▶ _Action item_: Lift out each line of the data that holds "emoji".

Segment Start: Data provided

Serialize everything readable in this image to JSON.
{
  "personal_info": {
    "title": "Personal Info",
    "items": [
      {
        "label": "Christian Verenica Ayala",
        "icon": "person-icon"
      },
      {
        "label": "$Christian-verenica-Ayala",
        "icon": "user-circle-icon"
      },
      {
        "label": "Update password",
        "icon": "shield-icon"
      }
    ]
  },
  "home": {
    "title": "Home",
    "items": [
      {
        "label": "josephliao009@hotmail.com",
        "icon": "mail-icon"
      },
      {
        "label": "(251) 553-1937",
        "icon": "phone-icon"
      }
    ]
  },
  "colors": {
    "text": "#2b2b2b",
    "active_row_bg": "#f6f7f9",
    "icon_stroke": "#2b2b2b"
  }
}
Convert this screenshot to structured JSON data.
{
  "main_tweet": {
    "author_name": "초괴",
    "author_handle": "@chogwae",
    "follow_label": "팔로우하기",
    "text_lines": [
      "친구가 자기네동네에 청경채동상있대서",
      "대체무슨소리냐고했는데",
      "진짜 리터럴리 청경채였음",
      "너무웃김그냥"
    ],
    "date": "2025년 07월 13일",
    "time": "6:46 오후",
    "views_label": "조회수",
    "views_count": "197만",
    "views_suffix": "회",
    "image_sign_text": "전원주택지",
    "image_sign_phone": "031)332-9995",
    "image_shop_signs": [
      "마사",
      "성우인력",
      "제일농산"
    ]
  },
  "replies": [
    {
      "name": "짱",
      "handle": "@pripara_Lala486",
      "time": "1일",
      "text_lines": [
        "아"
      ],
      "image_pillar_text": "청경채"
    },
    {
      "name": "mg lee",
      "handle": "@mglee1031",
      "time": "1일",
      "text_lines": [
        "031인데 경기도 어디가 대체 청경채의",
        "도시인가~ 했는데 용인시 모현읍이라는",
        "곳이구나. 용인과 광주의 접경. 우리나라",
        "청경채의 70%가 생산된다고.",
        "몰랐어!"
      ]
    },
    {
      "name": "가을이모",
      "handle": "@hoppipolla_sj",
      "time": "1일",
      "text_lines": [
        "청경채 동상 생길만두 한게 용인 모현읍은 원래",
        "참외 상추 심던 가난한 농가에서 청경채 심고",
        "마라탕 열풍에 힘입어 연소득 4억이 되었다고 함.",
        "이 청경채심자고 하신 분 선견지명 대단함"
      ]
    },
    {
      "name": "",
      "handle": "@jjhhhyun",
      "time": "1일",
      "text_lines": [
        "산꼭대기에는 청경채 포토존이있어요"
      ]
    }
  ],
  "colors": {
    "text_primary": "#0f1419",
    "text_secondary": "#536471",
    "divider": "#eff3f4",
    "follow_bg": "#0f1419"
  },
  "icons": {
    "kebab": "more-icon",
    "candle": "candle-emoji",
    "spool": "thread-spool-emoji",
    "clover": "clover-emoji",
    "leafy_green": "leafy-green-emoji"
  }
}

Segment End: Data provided

▶ _Written solution_:
    "candle": "candle-emoji",
    "spool": "thread-spool-emoji",
    "clover": "clover-emoji",
    "leafy_green": "leafy-green-emoji"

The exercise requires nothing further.